Features of the breed
History of Origin
For the first time, the Norwegian Buhund was found during the remains of the ninth-century Vikings. Scientists found that these dogs lived with the Vikings and accompanied them on their campaigns, also herding herds. Dogs soon became popular in Iceland, Greenland, and the Shetland Islands.
Dogs were actively used on farms, protecting herds, guarding territory, transporting goods, and hunting wild animals with their owners.
In the seventeenth century, the Norwegian Buhund began to be regarded as a separate breed of dog. But the breed found its worldwide popularity only in the 20s of the twentieth century. Then the Norwegian Kennel Club organized the first dog show dedicated to the Norwegian Buhund.
The breed received official recognition in 1943. Now the Norwegian Buhund is considered the national pride of Norway but is not often found globally.
Appearance: height, weight, fur, color
The Norwegian Buhund has an average height; the body is square. The head is slightly wedge-shaped with a moderately flat forehead. The muzzle is wide, with a very distinct transition from forehead to muzzle. The eyes are large, dark, oval. The ears are set high, triangular in shape, tips pointed.
The body is compact, muscular, and powerful. The legs are straight, with well-developed muscles.
The tail curls into a ring are high set and have a thick and dense coat. Males usually have 43-47 cm, bitches 41-45 cm. The males’ weight is also much more: 14-18 kg, while the females’ weight is 12-16 kg.

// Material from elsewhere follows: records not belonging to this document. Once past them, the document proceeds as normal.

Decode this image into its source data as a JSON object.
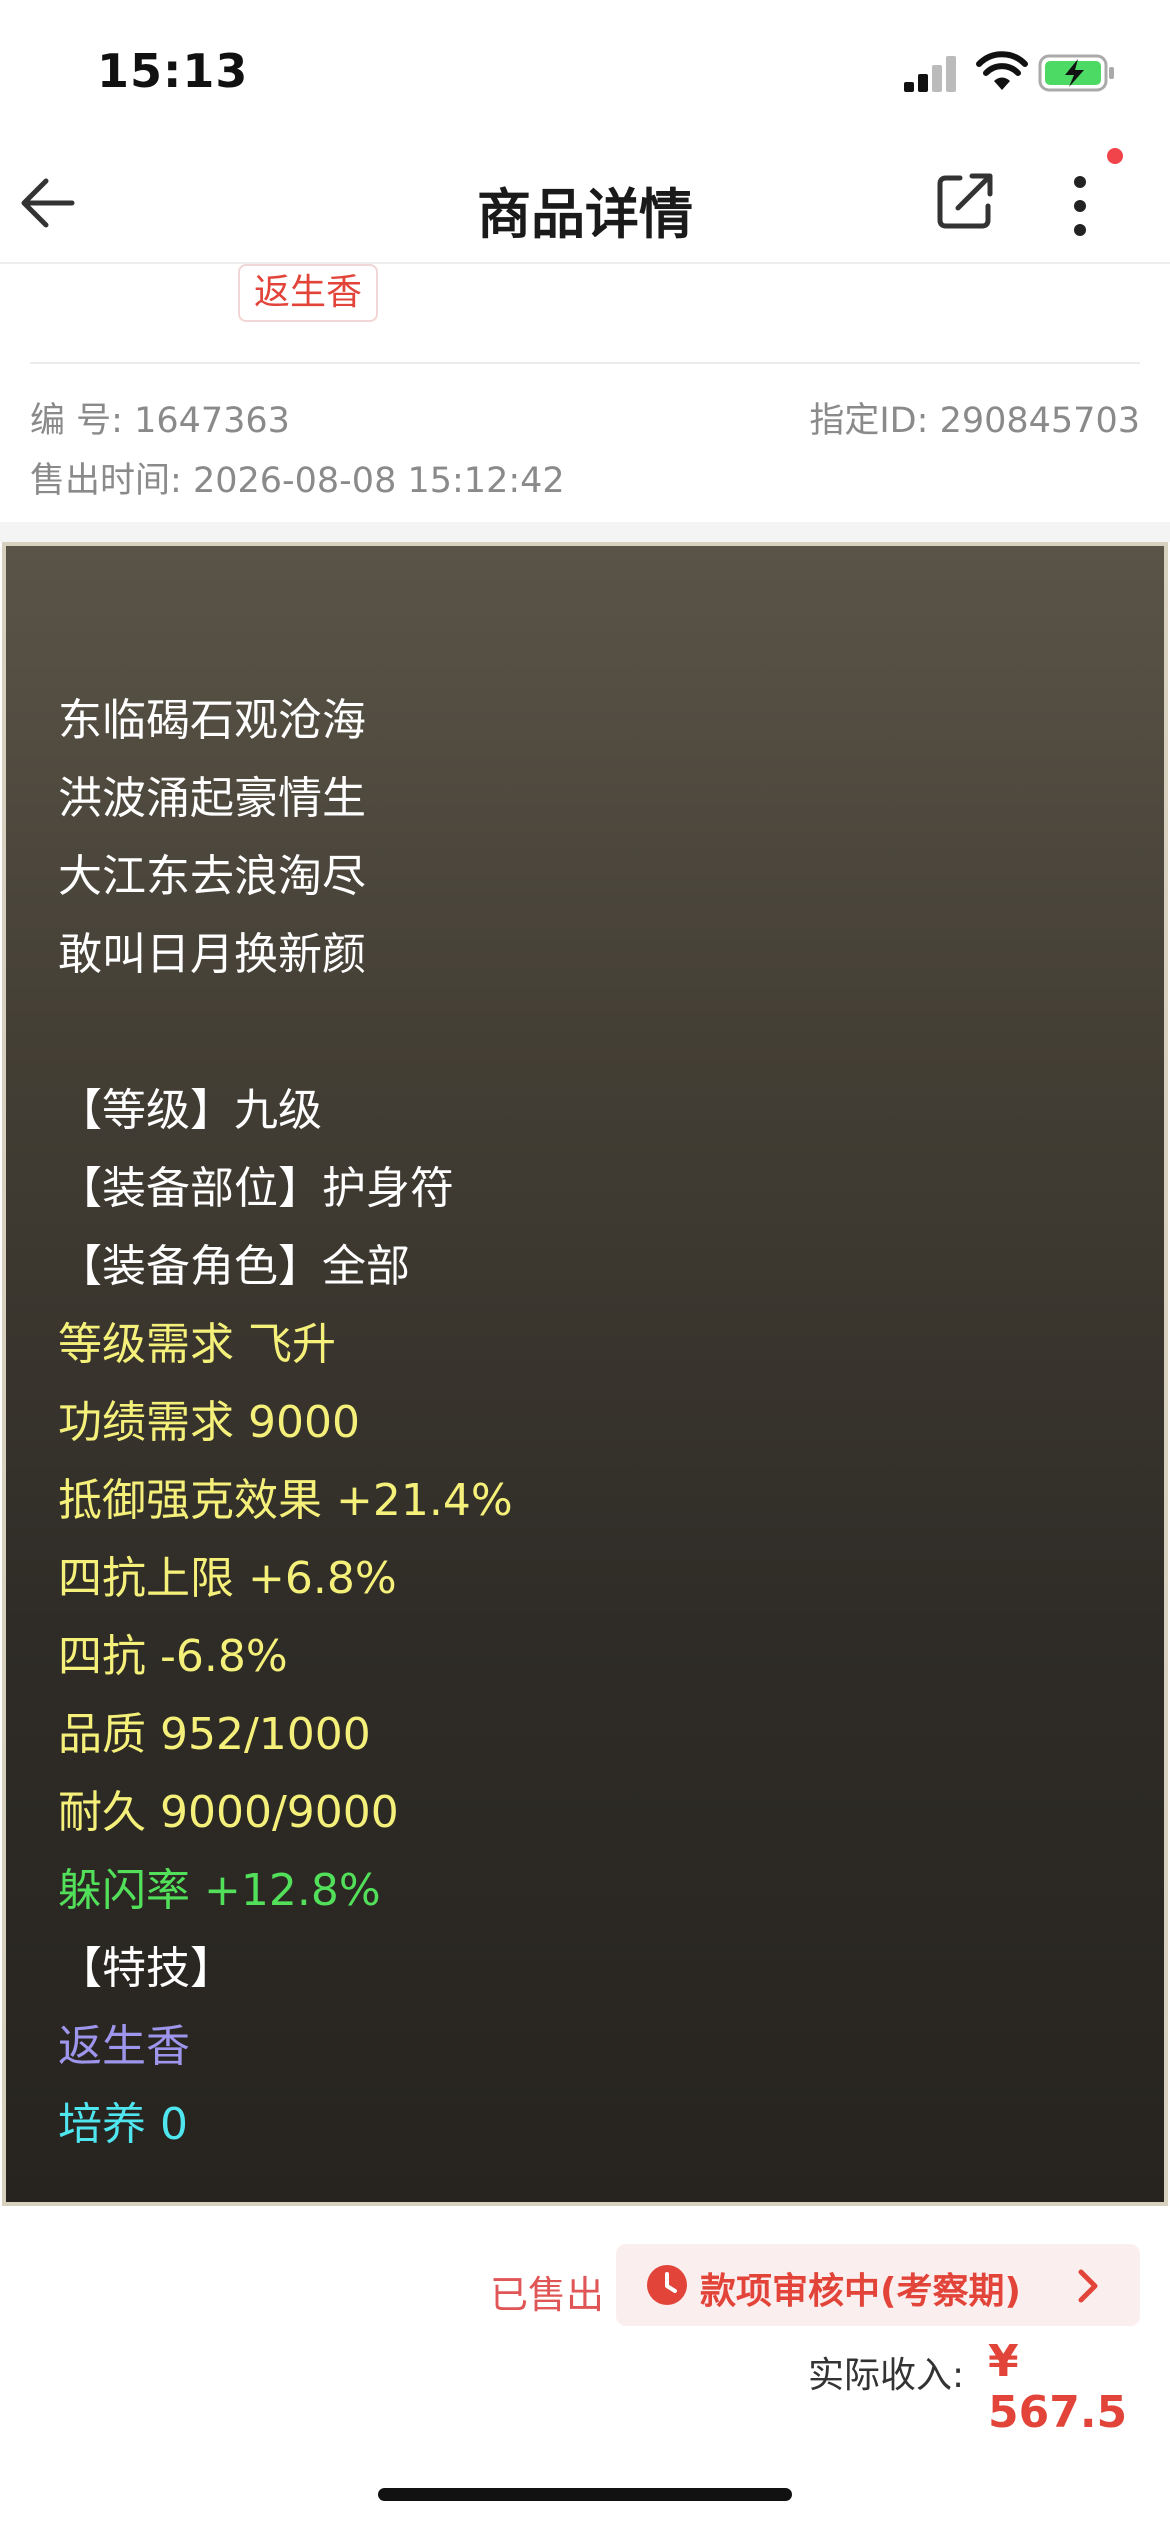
{
  "status_bar": {
    "time": "15:13"
  },
  "nav": {
    "title": "商品详情"
  },
  "tag": {
    "label": "返生香"
  },
  "meta": {
    "id_label": "编 号:",
    "id_value": "1647363",
    "assigned_id_label": "指定ID:",
    "assigned_id_value": "290845703",
    "sold_time_label": "售出时间:",
    "sold_time_value": "2026-08-08 15:12:42"
  },
  "description": {
    "lines": [
      {
        "text": "东临碣石观沧海",
        "color": "#ffffff"
      },
      {
        "text": "洪波涌起豪情生",
        "color": "#ffffff"
      },
      {
        "text": "大江东去浪淘尽",
        "color": "#ffffff"
      },
      {
        "text": "敢叫日月换新颜",
        "color": "#ffffff"
      },
      {
        "text": "【等级】九级",
        "color": "#ffffff"
      },
      {
        "text": "【装备部位】护身符",
        "color": "#ffffff"
      },
      {
        "text": "【装备角色】全部",
        "color": "#ffffff"
      },
      {
        "text": "等级需求 飞升",
        "color": "#f5f07a"
      },
      {
        "text": "功绩需求 9000",
        "color": "#f5f07a"
      },
      {
        "text": "抵御强克效果 +21.4%",
        "color": "#f5f07a"
      },
      {
        "text": "四抗上限 +6.8%",
        "color": "#f5f07a"
      },
      {
        "text": "四抗 -6.8%",
        "color": "#f5f07a"
      },
      {
        "text": "品质 952/1000",
        "color": "#f5f07a"
      },
      {
        "text": "耐久 9000/9000",
        "color": "#f5f07a"
      },
      {
        "text": "躲闪率 +12.8%",
        "color": "#52e05a"
      },
      {
        "text": "【特技】",
        "color": "#ffffff"
      },
      {
        "text": "返生香",
        "color": "#9e96ec"
      },
      {
        "text": "培养 0",
        "color": "#4fe6f0"
      }
    ]
  },
  "status": {
    "sold_label": "已售出",
    "audit_label": "款项审核中(考察期)",
    "income_label": "实际收入:",
    "income_value": "¥ 567.5"
  },
  "colors": {
    "accent": "#e2443a",
    "panel_border": "#d7d0bf"
  }
}
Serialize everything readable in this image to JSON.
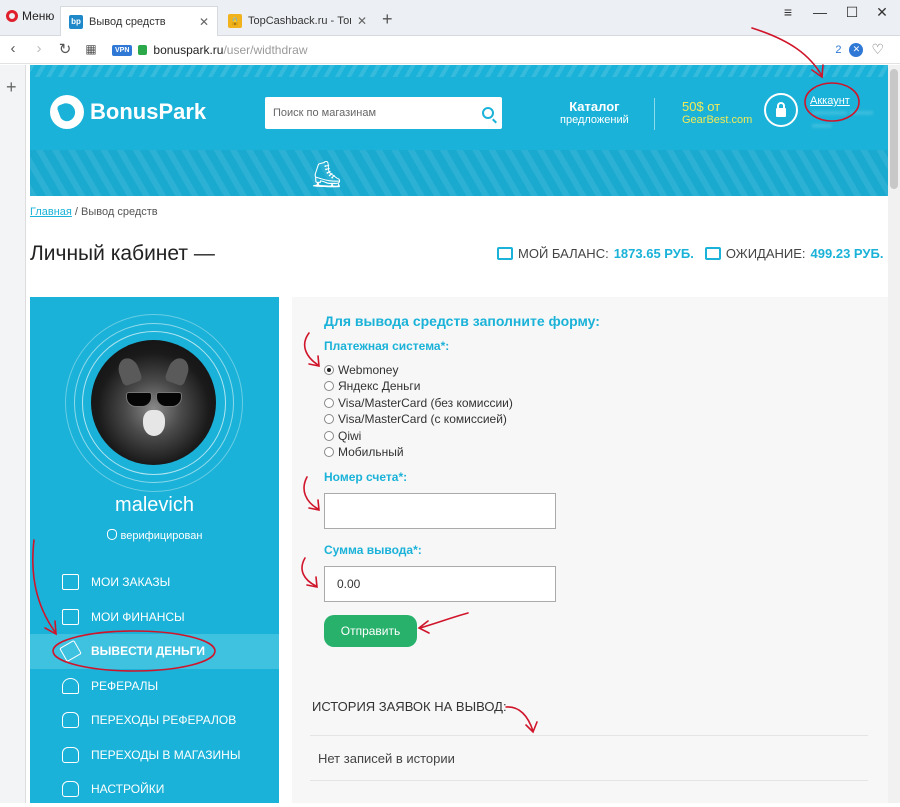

The hair of dogs is thick, tightly fitting to the body. It is short on the head. The undercoat is fluffy and very warm. The most extended hair is around the neck. Norwegian Buhund can have wheat, black or red color. There may be white spots on the chest and limbs.
The Norwegian Buhund has a true Scandinavian character. He is loyal, reliable, smart, intelligent, and treats people well. Buhund loves to play with children and spend a lot of time around people. Pets are always ready to protect their territory and fight back against other dogs.
The Norwegian Buhund has excellent watchdog qualities. He will gladly guard his territory because he has the instinct of a master.
The Norsk Buhund can dominate other animals in the house and be disobedient as a teenager. But overall, they are obedient and loyal to their owner.
A disadvantage of the breed is the inherently loud barking. But if properly trained from an early age, the dog can easily cope with it.
The Norwegian Buhund needs constant long walks. It will be difficult for them to live in a city apartment because they tend to make a lot of noise and be active, especially at night.
They need a large area where they can easily get all their energy out. Thanks to its thick coat, the Buhund can easily live in the yard of a private home in any weather.
The good thing about dogs is that they do not tend to have a bad smell. Therefore, it is not recommended to bathe often. Several times a year is enough.
Several times a week, you should brush the coat with a special brush. Also, check the eyes, ears, and teeth. Do not forget about vaccinations and coat treatment against parasites.
Training and education should be given a lot of time, about several hours a day. The Norwegian Buhund is easy to train because they are naturally intelligent and can understand a person at a glance.
From an early age, you need to develop all your dog’s abilities because his behavior in the future depends only on you. The dog should not be yelled at or criticized too much. Praise and tasty rewards work best for him. They will always try to please their owner.
Norwegian Buhunds are rarely sick; they have strong health and an immune system. It is common for them to have hip dysplasia. Therefore, it is necessary to monitor that as a puppy carefully, Buhund does not run too much and has an acceptable amount of exercise.
A Norwegian Buhund should eat healthy, quality food. They can be given dairy products, meat (not fatty), beef, horse meat, mutton, chicken meat. It is also useful to give by-products, vegetables, and fruit.
They should not eat sweets, bread, yeast baked goods. You can add olive or linseed oil to your food; they are good for the body. Vitamins and minerals can also be given.